[Opening SOURCE MATERIAL section]

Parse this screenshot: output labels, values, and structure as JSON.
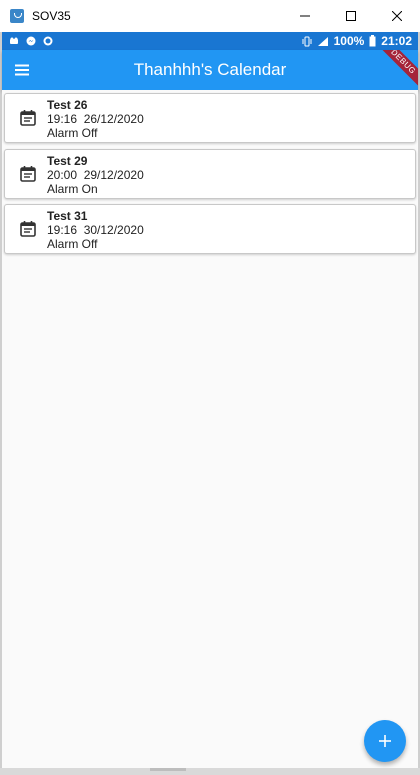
{
  "window": {
    "title": "SOV35"
  },
  "status_bar": {
    "battery_percent": "100%",
    "time": "21:02"
  },
  "app_bar": {
    "title": "Thanhhh's Calendar",
    "debug_banner": "DEBUG"
  },
  "events": [
    {
      "title": "Test 26",
      "datetime": "19:16  26/12/2020",
      "alarm": "Alarm Off"
    },
    {
      "title": "Test 29",
      "datetime": "20:00  29/12/2020",
      "alarm": "Alarm On"
    },
    {
      "title": "Test 31",
      "datetime": "19:16  30/12/2020",
      "alarm": "Alarm Off"
    }
  ],
  "fab": {
    "icon": "plus-icon"
  },
  "colors": {
    "app_bar": "#2196f3",
    "status_bar": "#1976d2",
    "background": "#fafafa"
  }
}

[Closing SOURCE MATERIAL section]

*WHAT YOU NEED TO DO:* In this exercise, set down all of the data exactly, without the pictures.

*WRITTEN RESPONSE:*
Parse this screenshot: output labels, values, and structure as JSON.
{
  "window": {
    "title": "SOV35"
  },
  "status_bar": {
    "battery_percent": "100%",
    "time": "21:02"
  },
  "app_bar": {
    "title": "Thanhhh's Calendar",
    "debug_banner": "DEBUG"
  },
  "events": [
    {
      "title": "Test 26",
      "datetime": "19:16  26/12/2020",
      "alarm": "Alarm Off"
    },
    {
      "title": "Test 29",
      "datetime": "20:00  29/12/2020",
      "alarm": "Alarm On"
    },
    {
      "title": "Test 31",
      "datetime": "19:16  30/12/2020",
      "alarm": "Alarm Off"
    }
  ],
  "fab": {
    "icon": "plus-icon"
  },
  "colors": {
    "app_bar": "#2196f3",
    "status_bar": "#1976d2",
    "background": "#fafafa"
  }
}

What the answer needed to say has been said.